**WHAT YOU SHOULD DO:** The response must contain every line below in which "this" appears.

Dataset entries
········

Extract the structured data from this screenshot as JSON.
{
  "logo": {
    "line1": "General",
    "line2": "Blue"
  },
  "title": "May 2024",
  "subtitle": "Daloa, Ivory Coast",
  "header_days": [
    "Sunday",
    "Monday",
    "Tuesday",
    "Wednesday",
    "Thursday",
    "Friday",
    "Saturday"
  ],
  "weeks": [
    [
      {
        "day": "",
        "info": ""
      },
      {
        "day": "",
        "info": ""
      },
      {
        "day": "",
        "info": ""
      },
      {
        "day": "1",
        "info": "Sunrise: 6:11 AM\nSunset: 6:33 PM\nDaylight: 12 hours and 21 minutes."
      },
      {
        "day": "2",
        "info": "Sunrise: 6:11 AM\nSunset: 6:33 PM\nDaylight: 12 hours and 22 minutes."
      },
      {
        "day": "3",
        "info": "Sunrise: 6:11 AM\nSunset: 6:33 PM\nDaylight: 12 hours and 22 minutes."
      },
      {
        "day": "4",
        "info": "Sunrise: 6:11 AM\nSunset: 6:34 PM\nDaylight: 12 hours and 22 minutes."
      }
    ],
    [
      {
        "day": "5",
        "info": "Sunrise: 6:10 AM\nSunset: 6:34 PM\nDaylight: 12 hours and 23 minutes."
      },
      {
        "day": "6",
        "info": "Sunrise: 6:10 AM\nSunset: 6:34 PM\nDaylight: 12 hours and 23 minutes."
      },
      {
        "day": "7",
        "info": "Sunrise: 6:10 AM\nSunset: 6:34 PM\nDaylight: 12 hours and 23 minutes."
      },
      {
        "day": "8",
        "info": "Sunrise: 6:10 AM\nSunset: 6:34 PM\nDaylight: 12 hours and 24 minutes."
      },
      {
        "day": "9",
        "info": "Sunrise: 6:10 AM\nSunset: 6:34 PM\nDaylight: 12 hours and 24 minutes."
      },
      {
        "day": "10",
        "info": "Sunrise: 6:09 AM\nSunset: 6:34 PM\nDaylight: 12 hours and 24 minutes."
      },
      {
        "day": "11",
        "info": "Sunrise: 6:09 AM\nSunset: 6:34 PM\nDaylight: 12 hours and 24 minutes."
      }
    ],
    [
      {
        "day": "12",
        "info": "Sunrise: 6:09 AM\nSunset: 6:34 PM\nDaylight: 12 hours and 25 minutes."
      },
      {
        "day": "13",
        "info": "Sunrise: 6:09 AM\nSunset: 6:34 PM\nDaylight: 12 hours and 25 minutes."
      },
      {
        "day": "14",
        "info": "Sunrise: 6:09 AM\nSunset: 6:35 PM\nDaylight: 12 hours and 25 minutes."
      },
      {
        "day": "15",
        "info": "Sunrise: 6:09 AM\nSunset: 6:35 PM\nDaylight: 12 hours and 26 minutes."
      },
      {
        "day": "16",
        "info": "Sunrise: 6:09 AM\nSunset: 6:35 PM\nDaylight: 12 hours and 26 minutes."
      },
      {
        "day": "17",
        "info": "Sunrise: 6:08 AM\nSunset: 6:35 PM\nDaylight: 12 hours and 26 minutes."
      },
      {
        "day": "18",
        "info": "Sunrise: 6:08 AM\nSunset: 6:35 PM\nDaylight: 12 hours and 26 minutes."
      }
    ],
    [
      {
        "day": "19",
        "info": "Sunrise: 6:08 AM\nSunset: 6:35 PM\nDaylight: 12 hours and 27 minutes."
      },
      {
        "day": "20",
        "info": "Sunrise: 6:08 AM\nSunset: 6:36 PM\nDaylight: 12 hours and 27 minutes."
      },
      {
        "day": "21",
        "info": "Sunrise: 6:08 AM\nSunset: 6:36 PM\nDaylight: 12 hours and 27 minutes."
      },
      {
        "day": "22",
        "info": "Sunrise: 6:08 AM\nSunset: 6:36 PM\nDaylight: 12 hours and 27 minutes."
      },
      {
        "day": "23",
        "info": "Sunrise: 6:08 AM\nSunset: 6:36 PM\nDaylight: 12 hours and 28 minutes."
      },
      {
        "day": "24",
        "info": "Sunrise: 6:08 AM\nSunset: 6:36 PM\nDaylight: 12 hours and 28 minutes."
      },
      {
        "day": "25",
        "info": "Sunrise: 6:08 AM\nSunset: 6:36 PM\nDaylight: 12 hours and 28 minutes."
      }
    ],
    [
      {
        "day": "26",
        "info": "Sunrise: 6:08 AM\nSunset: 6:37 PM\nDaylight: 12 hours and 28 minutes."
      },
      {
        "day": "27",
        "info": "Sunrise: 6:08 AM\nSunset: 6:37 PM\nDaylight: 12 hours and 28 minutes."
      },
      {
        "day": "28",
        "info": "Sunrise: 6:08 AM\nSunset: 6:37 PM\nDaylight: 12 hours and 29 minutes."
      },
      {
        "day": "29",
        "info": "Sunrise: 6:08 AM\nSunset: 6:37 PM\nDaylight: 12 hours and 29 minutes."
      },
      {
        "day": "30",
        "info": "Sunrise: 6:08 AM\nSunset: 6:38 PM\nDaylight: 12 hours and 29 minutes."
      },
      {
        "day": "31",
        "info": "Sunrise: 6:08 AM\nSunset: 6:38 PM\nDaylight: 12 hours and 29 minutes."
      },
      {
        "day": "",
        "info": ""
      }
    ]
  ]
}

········

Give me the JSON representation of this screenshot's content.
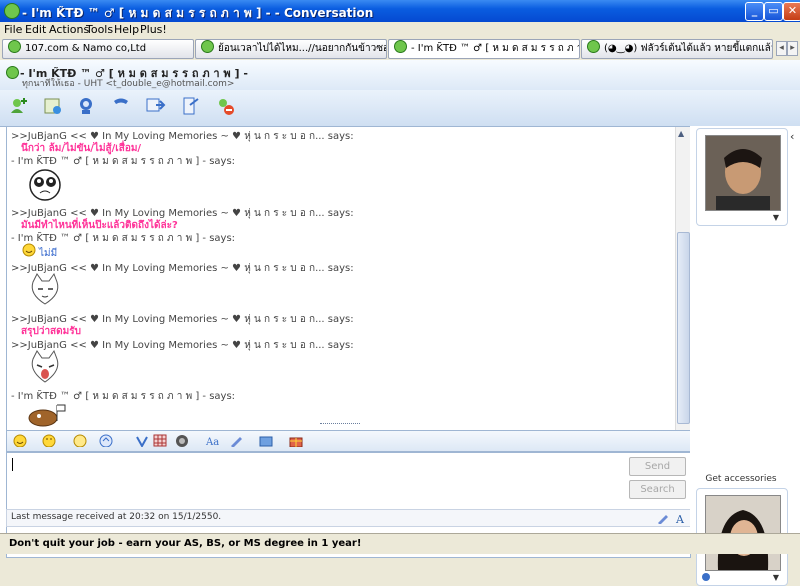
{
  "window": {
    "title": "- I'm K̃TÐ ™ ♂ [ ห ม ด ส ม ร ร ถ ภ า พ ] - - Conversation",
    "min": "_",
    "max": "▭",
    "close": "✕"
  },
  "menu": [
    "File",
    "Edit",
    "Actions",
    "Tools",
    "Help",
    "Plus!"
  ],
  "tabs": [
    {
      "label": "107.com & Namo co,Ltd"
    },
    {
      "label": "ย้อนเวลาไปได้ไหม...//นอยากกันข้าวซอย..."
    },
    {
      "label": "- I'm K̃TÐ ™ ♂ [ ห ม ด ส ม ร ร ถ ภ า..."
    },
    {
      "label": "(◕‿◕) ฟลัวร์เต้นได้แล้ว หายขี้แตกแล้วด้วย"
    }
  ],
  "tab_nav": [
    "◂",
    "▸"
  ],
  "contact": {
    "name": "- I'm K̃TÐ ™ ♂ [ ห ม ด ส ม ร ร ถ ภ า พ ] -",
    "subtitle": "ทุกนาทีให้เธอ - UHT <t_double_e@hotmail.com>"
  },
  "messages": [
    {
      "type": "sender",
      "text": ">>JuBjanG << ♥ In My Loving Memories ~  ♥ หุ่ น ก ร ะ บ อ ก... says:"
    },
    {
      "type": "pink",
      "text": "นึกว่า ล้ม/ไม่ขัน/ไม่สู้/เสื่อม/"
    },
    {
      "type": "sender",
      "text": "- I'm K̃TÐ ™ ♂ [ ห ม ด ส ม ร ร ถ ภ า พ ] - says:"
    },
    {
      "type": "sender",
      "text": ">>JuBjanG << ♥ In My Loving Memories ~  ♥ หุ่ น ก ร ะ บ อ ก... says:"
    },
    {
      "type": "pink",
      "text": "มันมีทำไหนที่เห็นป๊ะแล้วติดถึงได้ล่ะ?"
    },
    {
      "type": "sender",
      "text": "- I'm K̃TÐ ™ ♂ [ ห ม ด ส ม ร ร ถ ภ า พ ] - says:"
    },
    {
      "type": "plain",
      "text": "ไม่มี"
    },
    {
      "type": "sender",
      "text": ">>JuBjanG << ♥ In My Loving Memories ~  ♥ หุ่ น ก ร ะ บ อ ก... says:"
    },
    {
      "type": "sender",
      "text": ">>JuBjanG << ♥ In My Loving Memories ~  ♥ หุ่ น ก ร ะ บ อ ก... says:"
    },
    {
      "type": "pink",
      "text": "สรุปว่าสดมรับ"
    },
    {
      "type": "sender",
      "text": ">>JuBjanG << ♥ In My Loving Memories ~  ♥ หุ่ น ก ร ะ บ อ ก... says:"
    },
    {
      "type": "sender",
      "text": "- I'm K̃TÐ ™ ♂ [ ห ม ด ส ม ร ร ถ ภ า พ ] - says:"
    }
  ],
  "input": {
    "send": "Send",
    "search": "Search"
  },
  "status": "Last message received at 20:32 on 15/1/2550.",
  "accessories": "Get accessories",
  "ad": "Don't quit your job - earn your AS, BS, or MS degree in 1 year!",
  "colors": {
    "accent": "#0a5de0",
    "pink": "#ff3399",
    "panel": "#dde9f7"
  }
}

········

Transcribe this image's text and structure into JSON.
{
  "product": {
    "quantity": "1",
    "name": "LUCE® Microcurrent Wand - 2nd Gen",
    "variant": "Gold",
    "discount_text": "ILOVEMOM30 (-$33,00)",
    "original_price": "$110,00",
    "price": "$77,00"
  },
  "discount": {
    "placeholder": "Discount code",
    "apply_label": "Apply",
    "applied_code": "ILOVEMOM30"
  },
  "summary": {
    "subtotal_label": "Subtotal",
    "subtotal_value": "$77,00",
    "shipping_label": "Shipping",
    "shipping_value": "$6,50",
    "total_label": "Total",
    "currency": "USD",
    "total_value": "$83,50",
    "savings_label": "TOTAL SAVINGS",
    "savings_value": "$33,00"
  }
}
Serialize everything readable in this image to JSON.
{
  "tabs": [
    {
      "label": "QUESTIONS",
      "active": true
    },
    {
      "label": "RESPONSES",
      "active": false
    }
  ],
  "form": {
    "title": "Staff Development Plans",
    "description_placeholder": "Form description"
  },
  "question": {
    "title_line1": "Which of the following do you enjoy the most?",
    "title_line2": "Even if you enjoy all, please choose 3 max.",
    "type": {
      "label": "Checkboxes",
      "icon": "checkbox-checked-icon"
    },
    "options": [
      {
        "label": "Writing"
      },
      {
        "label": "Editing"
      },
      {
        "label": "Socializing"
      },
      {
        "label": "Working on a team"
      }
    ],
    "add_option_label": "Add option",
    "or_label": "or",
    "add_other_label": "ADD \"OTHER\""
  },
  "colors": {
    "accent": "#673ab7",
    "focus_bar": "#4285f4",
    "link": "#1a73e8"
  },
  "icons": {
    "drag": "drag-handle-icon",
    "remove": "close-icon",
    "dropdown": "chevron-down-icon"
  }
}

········

**RESPONSE BELOW:**
Extract the structured data from this screenshot as JSON.
Give me the JSON representation of this screenshot's content.
Transcribe this image's text and structure into JSON.
Serialize everything readable in this image to JSON.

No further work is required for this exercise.